Add tags to your posts using this short-hand in your email subject line: ((tag: food, photos)) – of course, you don’t have to use “food” or “photos”.
Email to firstname.lastname@example.org if you only want to auto-post to Twitter. Similar email addresses work for other services.
So what is the kerfuffle all about? I’ll start at the beginning, with twitter. I’ve written about twitter many times before, but there may be a few readers who still don’t know what it is. Twitter is a microblog. It is one of many, but currently the most popular. A microblog allows users to post very short messages and links to all of their “followers” (also known as “subscribers” or “friends”, depending on the site). While it is possible to make these messages private on twitter, most people keep their messages public. As with anything publically published online, this means that these messages are visible to anyone, not just followers. In particular, they are amenable to searching. A twitter search is a powerful tool. A good example is using twitter to keep track of rapidly unfolding current events. Over the last few days, many twitter users have been posting photos, news links and opinions about the bombings in Gaza, tagging them with label “#gaza” which makes them easy to find on twitter. In amongst the predictably partisan rhetoric from both sides, it is possible to stay a step ahead of reporting in the mainstream media and gain some genuine insight into the crisis. Not so long ago, a search for #mumbai provided a similar window onto the Mumbai terrorist attack.
We’ve put a year of work into Mixwit so this choice wasn’t taken lightly. I won’t go into the details of our situation but state simply that we boldly marched into in [sic] a position best described as “between a rock and a hard place.”
Reading between the lines, it looks as though they too have fallen at the hands of the RIAA. Under the cover of claims to be protecting artists, claims that do not bear close scrutiny, the RIAA is building an impressive track-record of stifling innovation. While it is possible to take comfort from the fact that attempts to stem the tide of progress always fail in the end, it is nevertheless frustrating to see the suffering of victims of this pernicious organisation in the meantime, whether those victims are single mothers sued for file-sharing or the creators of sites like muxtape and mixwit.

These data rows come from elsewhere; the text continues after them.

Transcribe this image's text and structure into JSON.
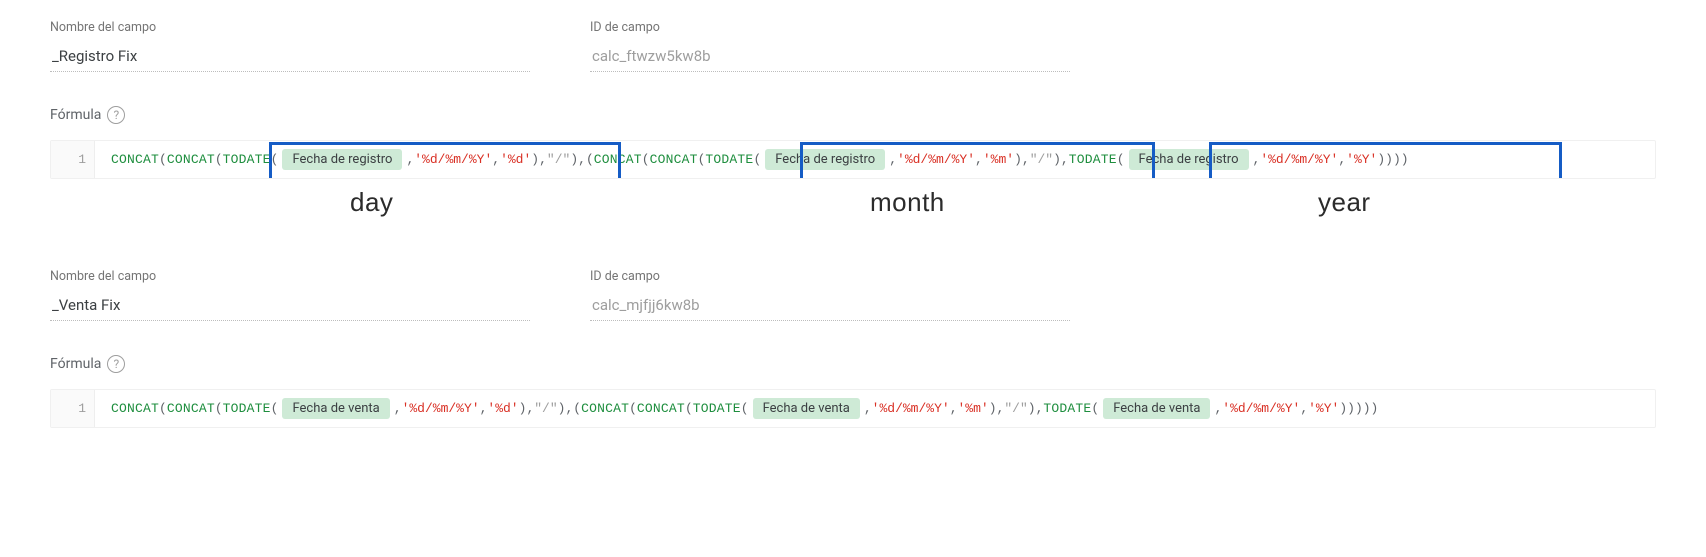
{
  "labels": {
    "field_name": "Nombre del campo",
    "field_id": "ID de campo",
    "formula": "Fórmula"
  },
  "help_glyph": "?",
  "gutter_line": "1",
  "field1": {
    "name_value": "_Registro Fix",
    "id_value": "calc_ftwzw5kw8b",
    "formula": {
      "func_concat": "CONCAT",
      "func_todate": "TODATE",
      "chip": "Fecha de registro",
      "fmt": "'%d/%m/%Y'",
      "out_day": "'%d'",
      "out_month": "'%m'",
      "out_year": "'%Y'",
      "slash": "\"/\"",
      "comma": ", ",
      "open": "(",
      "close": ")",
      "close3": ")))",
      "close4": "))))"
    }
  },
  "annotations": {
    "day": "day",
    "month": "month",
    "year": "year"
  },
  "field2": {
    "name_value": "_Venta Fix",
    "id_value": "calc_mjfjj6kw8b",
    "formula": {
      "func_concat": "CONCAT",
      "func_todate": "TODATE",
      "chip": "Fecha de venta",
      "fmt": "'%d/%m/%Y'",
      "out_day": "'%d'",
      "out_month": "'%m'",
      "out_year": "'%Y'",
      "slash": "\"/\"",
      "comma": ", ",
      "open": "(",
      "close": ")",
      "close4": "))))"
    }
  }
}
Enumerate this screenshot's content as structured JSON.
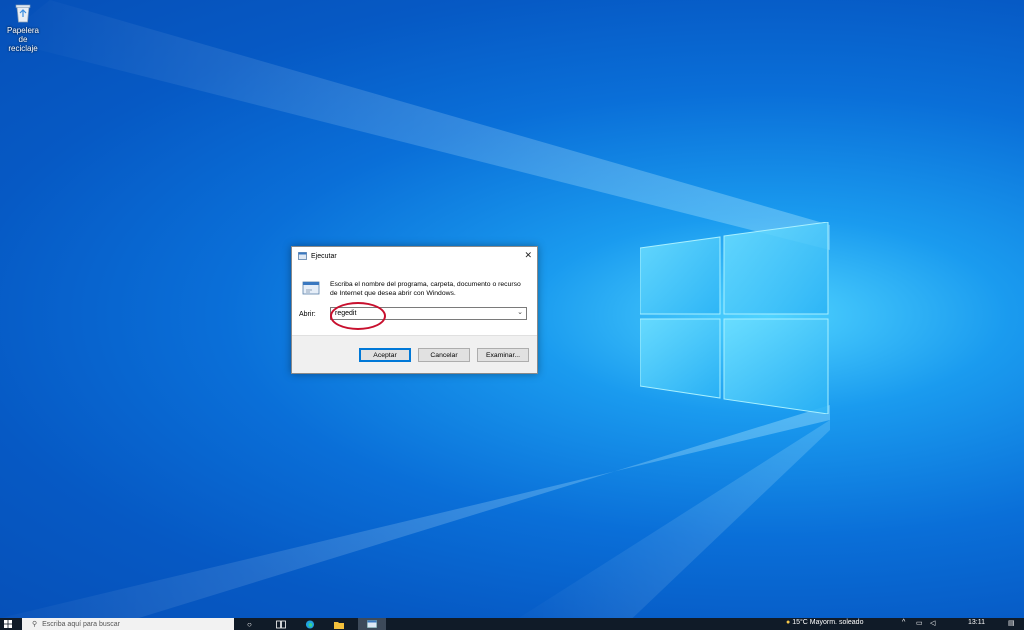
{
  "desktop": {
    "recycle_bin_label": "Papelera de reciclaje"
  },
  "dialog": {
    "title": "Ejecutar",
    "description": "Escriba el nombre del programa, carpeta, documento o recurso de Internet que desea abrir con Windows.",
    "open_label": "Abrir:",
    "open_value": "regedit",
    "ok_label": "Aceptar",
    "cancel_label": "Cancelar",
    "browse_label": "Examinar...",
    "highlight_color": "#c8102e"
  },
  "taskbar": {
    "search_placeholder": "Escriba aquí para buscar",
    "weather": "15°C  Mayorm. soleado",
    "time": "13:11",
    "icons": [
      "start-icon",
      "search-icon",
      "task-view-icon",
      "edge-icon",
      "file-explorer-icon",
      "run-app-icon"
    ]
  },
  "colors": {
    "accent": "#0078d7",
    "taskbar": "#101b28"
  }
}
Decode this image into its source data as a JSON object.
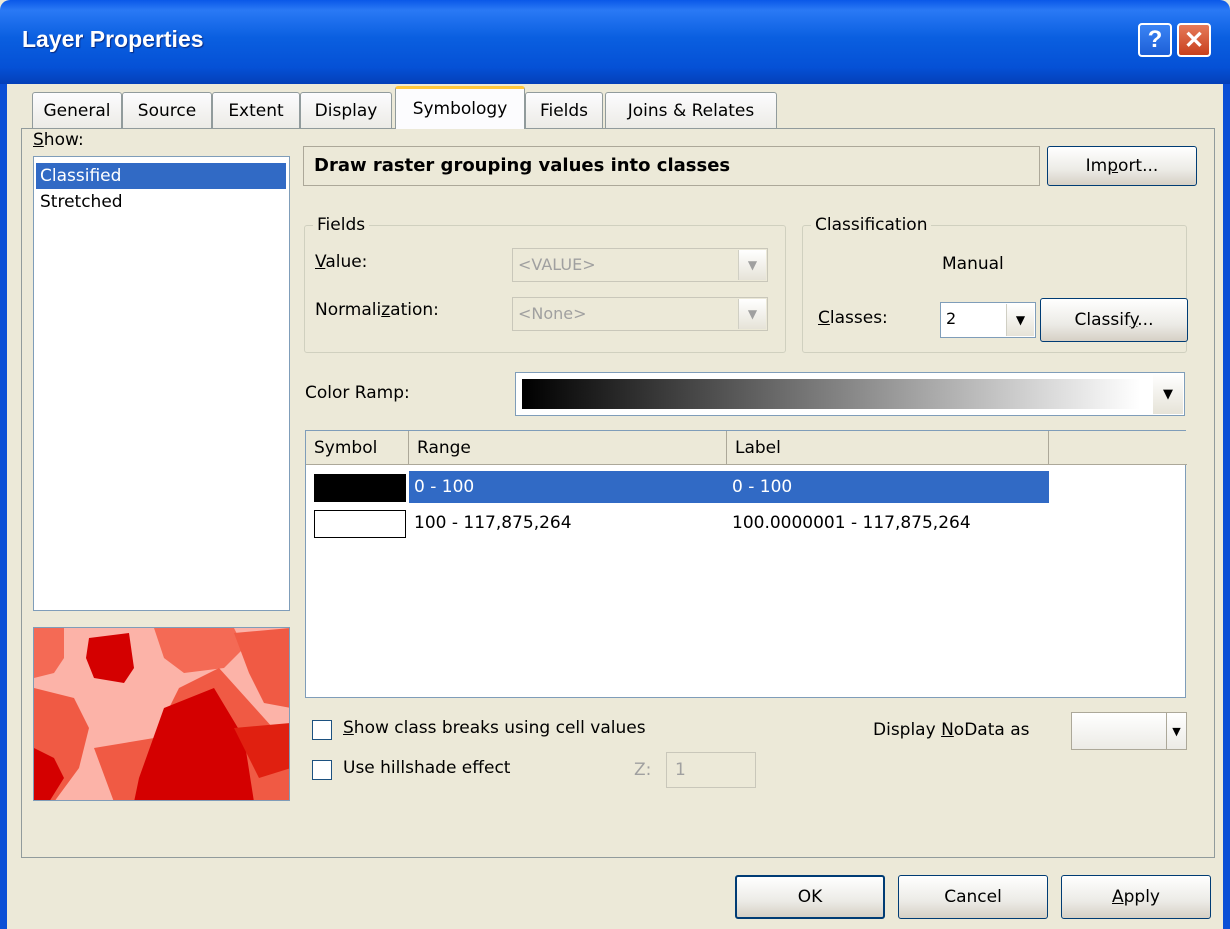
{
  "window": {
    "title": "Layer Properties",
    "help_glyph": "?",
    "close_glyph": "✕"
  },
  "tabs": [
    {
      "label": "General"
    },
    {
      "label": "Source"
    },
    {
      "label": "Extent"
    },
    {
      "label": "Display"
    },
    {
      "label": "Symbology",
      "active": true
    },
    {
      "label": "Fields"
    },
    {
      "label": "Joins & Relates"
    }
  ],
  "show": {
    "label_first": "S",
    "label_rest": "how:",
    "items": [
      {
        "label": "Classified",
        "selected": true
      },
      {
        "label": "Stretched"
      }
    ]
  },
  "header": {
    "title": "Draw raster grouping values into classes"
  },
  "import_button": {
    "pre": "Im",
    "u": "p",
    "post": "ort..."
  },
  "fields": {
    "legend": "Fields",
    "value_label_u": "V",
    "value_label_rest": "alue:",
    "value_selected": "<VALUE>",
    "normalization_label_pre": "Normali",
    "normalization_label_u": "z",
    "normalization_label_post": "ation:",
    "normalization_selected": "<None>"
  },
  "classification": {
    "legend": "Classification",
    "method": "Manual",
    "classes_label_u": "C",
    "classes_label_rest": "lasses:",
    "classes_value": "2",
    "classify_pre": "Classif",
    "classify_u": "y",
    "classify_post": "..."
  },
  "color_ramp": {
    "label": "Color Ramp:",
    "start_color": "#000000",
    "end_color": "#ffffff"
  },
  "table": {
    "columns": [
      "Symbol",
      "Range",
      "Label"
    ],
    "rows": [
      {
        "symbol_color": "#000000",
        "range": "0 - 100",
        "label": "0 - 100",
        "selected": true
      },
      {
        "symbol_color": "#ffffff",
        "range": "100 - 117,875,264",
        "label": "100.0000001 - 117,875,264",
        "selected": false
      }
    ]
  },
  "options": {
    "show_breaks_u": "S",
    "show_breaks_rest": "how class breaks using cell values",
    "show_breaks_checked": false,
    "hillshade_label": "Use hillshade effect",
    "hillshade_checked": false,
    "z_label": "Z:",
    "z_value": "1",
    "nodata_pre": "Display ",
    "nodata_u": "N",
    "nodata_post": "oData as"
  },
  "buttons": {
    "ok": "OK",
    "cancel": "Cancel",
    "apply_u": "A",
    "apply_rest": "pply"
  },
  "colors": {
    "titlebar": "#0a58e8",
    "selection": "#316ac5",
    "dialog_bg": "#ece9d8",
    "preview_light": "#fcb3a8",
    "preview_mid": "#f05a44",
    "preview_dark": "#d40000"
  }
}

As is probably evident from past posts about twitter or identica, I am something of a Web 2.0 junkie. Over the last few years I have signed up for countless services and I am sure I have forgotten about far more of them than I actually use. And therein lies a problem. The rate of innovation online of late has been extraordinary, but the result is a proliferation of services that is not sustainable. With the Global FInancial Crisis progressing outside the financial sector to the broader economy, venture capitalists will be tightening their purse-strings and this will inevitably lead to a period of consolidation in the online landscape.
Early signs of this phenomenon appeared today with announcements that the social networking site Pownce, to-do list manager I Want Sandy and virtual Post-It note site Stikkit will all be closing down.
Twitter is a common theme behind these closures. Despite the backing of welebrity Kevin Rose and rich media sharing features, Pownce ultimately failed to grow at the same rate as twitter. When initially launched, the mystique generated by the invitation-only private beta version of the site attracted attention for a while, but interest seemed to wane after the site went public. Personally, I have been using twitter more and more and pownce less and less over the last year, but I will miss the friendly alien (pictured above) who appeared on pownce pages when something went awry. Somehow he is more endearing than twitter’s “fail whale”.